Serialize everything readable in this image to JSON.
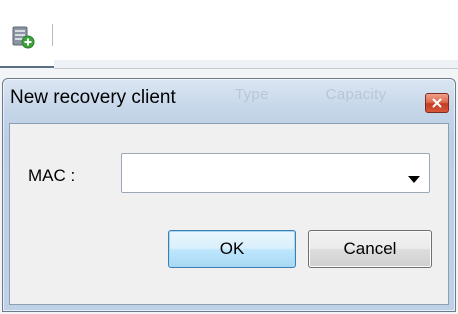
{
  "background_app": {
    "toolbar": {
      "icons": [
        {
          "icon": "add-server-icon",
          "colors": {
            "body": "#8a94a2",
            "badge": "#3ea53a"
          }
        }
      ]
    },
    "column_headers_faded": [
      "Type",
      "Capacity"
    ]
  },
  "dialog": {
    "title": "New recovery client",
    "close_icon": "close-icon",
    "colors": {
      "frame": "#c7d7ea",
      "close": "#d8573a",
      "client_area": "#f0f0f0"
    },
    "mac_field": {
      "label": "MAC :",
      "value": "",
      "dropdown_icon": "chevron-down-icon"
    },
    "buttons": {
      "ok_label": "OK",
      "cancel_label": "Cancel"
    }
  }
}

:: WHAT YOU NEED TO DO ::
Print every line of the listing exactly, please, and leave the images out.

:: WRITTEN REPLY ::
Serialize everything readable in this image to JSON.
{
  "background_app": {
    "toolbar": {
      "icons": [
        {
          "icon": "add-server-icon",
          "colors": {
            "body": "#8a94a2",
            "badge": "#3ea53a"
          }
        }
      ]
    },
    "column_headers_faded": [
      "Type",
      "Capacity"
    ]
  },
  "dialog": {
    "title": "New recovery client",
    "close_icon": "close-icon",
    "colors": {
      "frame": "#c7d7ea",
      "close": "#d8573a",
      "client_area": "#f0f0f0"
    },
    "mac_field": {
      "label": "MAC :",
      "value": "",
      "dropdown_icon": "chevron-down-icon"
    },
    "buttons": {
      "ok_label": "OK",
      "cancel_label": "Cancel"
    }
  }
}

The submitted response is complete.